Start of Block

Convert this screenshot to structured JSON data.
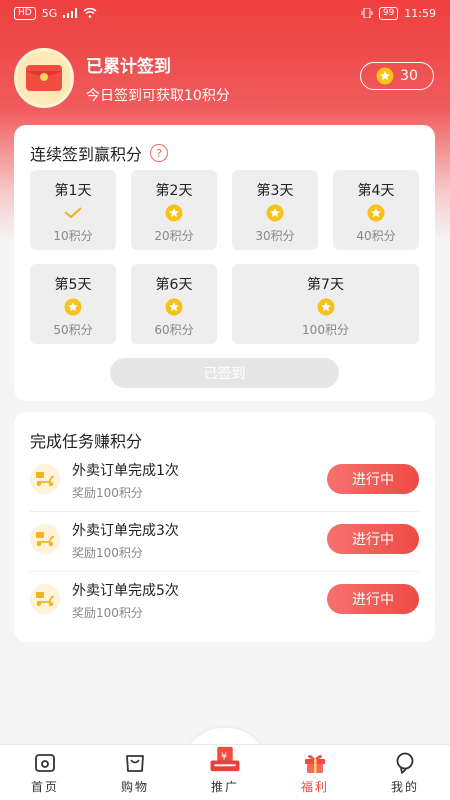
{
  "status_bar": {
    "hd": "HD",
    "net": "5G",
    "battery": "99",
    "time": "11:59"
  },
  "profile": {
    "title": "已累计签到",
    "subtitle": "今日签到可获取10积分",
    "coins": "30"
  },
  "signin": {
    "title": "连续签到赢积分",
    "help": "?",
    "days": [
      {
        "label": "第1天",
        "points": "10积分",
        "state": "checked"
      },
      {
        "label": "第2天",
        "points": "20积分",
        "state": "coin"
      },
      {
        "label": "第3天",
        "points": "30积分",
        "state": "coin"
      },
      {
        "label": "第4天",
        "points": "40积分",
        "state": "coin"
      },
      {
        "label": "第5天",
        "points": "50积分",
        "state": "coin"
      },
      {
        "label": "第6天",
        "points": "60积分",
        "state": "coin"
      },
      {
        "label": "第7天",
        "points": "100积分",
        "state": "coin"
      }
    ],
    "button_label": "已签到"
  },
  "tasks": {
    "title": "完成任务赚积分",
    "items": [
      {
        "name": "外卖订单完成1次",
        "reward": "奖励100积分",
        "button": "进行中"
      },
      {
        "name": "外卖订单完成3次",
        "reward": "奖励100积分",
        "button": "进行中"
      },
      {
        "name": "外卖订单完成5次",
        "reward": "奖励100积分",
        "button": "进行中"
      }
    ]
  },
  "tabbar": {
    "items": [
      {
        "label": "首页",
        "icon": "home-icon"
      },
      {
        "label": "购物",
        "icon": "shopping-bag-icon"
      },
      {
        "label": "推广",
        "icon": "promote-icon"
      },
      {
        "label": "福利",
        "icon": "gift-icon"
      },
      {
        "label": "我的",
        "icon": "profile-icon"
      }
    ],
    "active": "福利"
  },
  "colors": {
    "accent": "#ee3f3f",
    "coin": "#f7c21b",
    "button": "#ef4a44"
  }
}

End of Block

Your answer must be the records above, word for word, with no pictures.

Convert this screenshot to structured JSON data.
{
  "status_bar": {
    "hd": "HD",
    "net": "5G",
    "battery": "99",
    "time": "11:59"
  },
  "profile": {
    "title": "已累计签到",
    "subtitle": "今日签到可获取10积分",
    "coins": "30"
  },
  "signin": {
    "title": "连续签到赢积分",
    "help": "?",
    "days": [
      {
        "label": "第1天",
        "points": "10积分",
        "state": "checked"
      },
      {
        "label": "第2天",
        "points": "20积分",
        "state": "coin"
      },
      {
        "label": "第3天",
        "points": "30积分",
        "state": "coin"
      },
      {
        "label": "第4天",
        "points": "40积分",
        "state": "coin"
      },
      {
        "label": "第5天",
        "points": "50积分",
        "state": "coin"
      },
      {
        "label": "第6天",
        "points": "60积分",
        "state": "coin"
      },
      {
        "label": "第7天",
        "points": "100积分",
        "state": "coin"
      }
    ],
    "button_label": "已签到"
  },
  "tasks": {
    "title": "完成任务赚积分",
    "items": [
      {
        "name": "外卖订单完成1次",
        "reward": "奖励100积分",
        "button": "进行中"
      },
      {
        "name": "外卖订单完成3次",
        "reward": "奖励100积分",
        "button": "进行中"
      },
      {
        "name": "外卖订单完成5次",
        "reward": "奖励100积分",
        "button": "进行中"
      }
    ]
  },
  "tabbar": {
    "items": [
      {
        "label": "首页",
        "icon": "home-icon"
      },
      {
        "label": "购物",
        "icon": "shopping-bag-icon"
      },
      {
        "label": "推广",
        "icon": "promote-icon"
      },
      {
        "label": "福利",
        "icon": "gift-icon"
      },
      {
        "label": "我的",
        "icon": "profile-icon"
      }
    ],
    "active": "福利"
  },
  "colors": {
    "accent": "#ee3f3f",
    "coin": "#f7c21b",
    "button": "#ef4a44"
  }
}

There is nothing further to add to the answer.